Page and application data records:
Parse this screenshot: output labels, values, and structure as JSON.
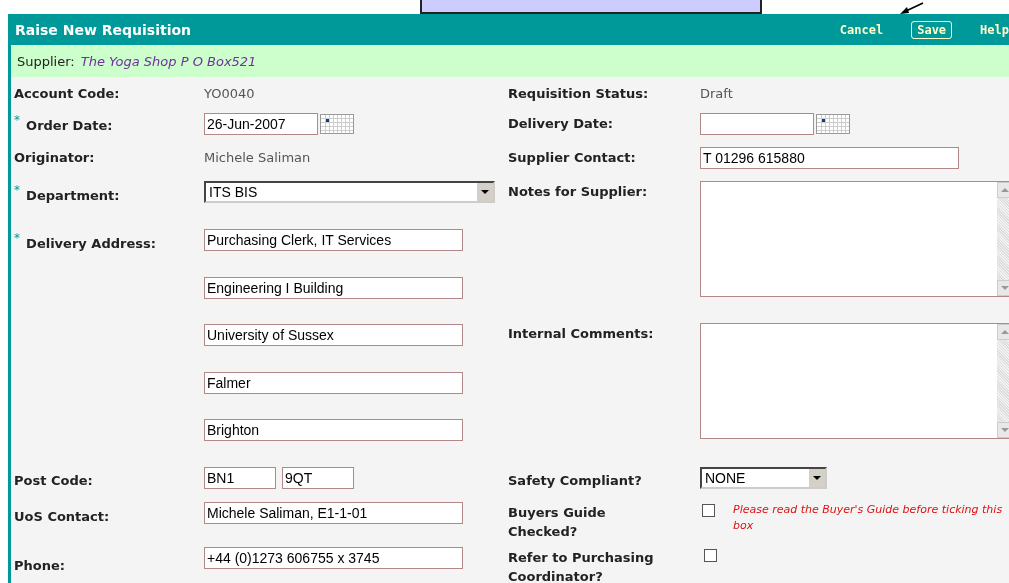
{
  "header": {
    "title": "Raise New Requisition",
    "actions": [
      {
        "label": "Cancel",
        "kind": "link"
      },
      {
        "label": "Save",
        "kind": "button"
      },
      {
        "label": "Help",
        "kind": "link"
      }
    ]
  },
  "supplier": {
    "label": "Supplier:",
    "value": "The Yoga Shop P O Box521"
  },
  "left_fields": [
    {
      "label": "Account Code:",
      "kind": "readonly",
      "value": "YO0040"
    },
    {
      "label": "Order Date:",
      "required_mark": "*",
      "kind": "date",
      "value": "26-Jun-2007"
    },
    {
      "label": "Originator:",
      "kind": "readonly",
      "value": "Michele Saliman"
    },
    {
      "label": "Department:",
      "required_mark": "*",
      "kind": "select",
      "value": "ITS BIS"
    },
    {
      "label": "Delivery Address:",
      "required_mark": "*",
      "kind": "lines",
      "values": [
        "Purchasing Clerk, IT Services",
        "Engineering I Building",
        "University of Sussex",
        "Falmer",
        "Brighton"
      ]
    },
    {
      "label": "Post Code:",
      "kind": "pair",
      "values": [
        "BN1",
        "9QT"
      ]
    },
    {
      "label": "UoS Contact:",
      "kind": "input",
      "value": "Michele Saliman, E1-1-01"
    },
    {
      "label": "Phone:",
      "kind": "input",
      "value": "+44 (0)1273 606755 x 3745"
    }
  ],
  "right_fields": [
    {
      "label": "Requisition Status:",
      "kind": "readonly",
      "value": "Draft"
    },
    {
      "label": "Delivery Date:",
      "kind": "date"
    },
    {
      "label": "Supplier Contact:",
      "kind": "input",
      "value": "T 01296 615880"
    },
    {
      "label": "Notes for Supplier:",
      "kind": "textarea"
    },
    {
      "label": "Internal Comments:",
      "kind": "textarea"
    },
    {
      "label": "Safety Compliant?",
      "kind": "select",
      "value": "NONE"
    },
    {
      "label": "Buyers Guide Checked?",
      "kind": "checkbox",
      "checked": false,
      "note": "Please read the Buyer's Guide before ticking this box"
    },
    {
      "label": "Refer to Purchasing Coordinator?",
      "kind": "checkbox",
      "checked": false
    }
  ]
}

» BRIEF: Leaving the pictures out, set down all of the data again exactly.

» RESPONSE TO THE EXERCISE:
Parse this screenshot: output labels, values, and structure as JSON.
{
  "header": {
    "title": "Raise New Requisition",
    "actions": [
      {
        "label": "Cancel",
        "kind": "link"
      },
      {
        "label": "Save",
        "kind": "button"
      },
      {
        "label": "Help",
        "kind": "link"
      }
    ]
  },
  "supplier": {
    "label": "Supplier:",
    "value": "The Yoga Shop P O Box521"
  },
  "left_fields": [
    {
      "label": "Account Code:",
      "kind": "readonly",
      "value": "YO0040"
    },
    {
      "label": "Order Date:",
      "required_mark": "*",
      "kind": "date",
      "value": "26-Jun-2007"
    },
    {
      "label": "Originator:",
      "kind": "readonly",
      "value": "Michele Saliman"
    },
    {
      "label": "Department:",
      "required_mark": "*",
      "kind": "select",
      "value": "ITS BIS"
    },
    {
      "label": "Delivery Address:",
      "required_mark": "*",
      "kind": "lines",
      "values": [
        "Purchasing Clerk, IT Services",
        "Engineering I Building",
        "University of Sussex",
        "Falmer",
        "Brighton"
      ]
    },
    {
      "label": "Post Code:",
      "kind": "pair",
      "values": [
        "BN1",
        "9QT"
      ]
    },
    {
      "label": "UoS Contact:",
      "kind": "input",
      "value": "Michele Saliman, E1-1-01"
    },
    {
      "label": "Phone:",
      "kind": "input",
      "value": "+44 (0)1273 606755 x 3745"
    }
  ],
  "right_fields": [
    {
      "label": "Requisition Status:",
      "kind": "readonly",
      "value": "Draft"
    },
    {
      "label": "Delivery Date:",
      "kind": "date"
    },
    {
      "label": "Supplier Contact:",
      "kind": "input",
      "value": "T 01296 615880"
    },
    {
      "label": "Notes for Supplier:",
      "kind": "textarea"
    },
    {
      "label": "Internal Comments:",
      "kind": "textarea"
    },
    {
      "label": "Safety Compliant?",
      "kind": "select",
      "value": "NONE"
    },
    {
      "label": "Buyers Guide Checked?",
      "kind": "checkbox",
      "checked": false,
      "note": "Please read the Buyer's Guide before ticking this box"
    },
    {
      "label": "Refer to Purchasing Coordinator?",
      "kind": "checkbox",
      "checked": false
    }
  ]
}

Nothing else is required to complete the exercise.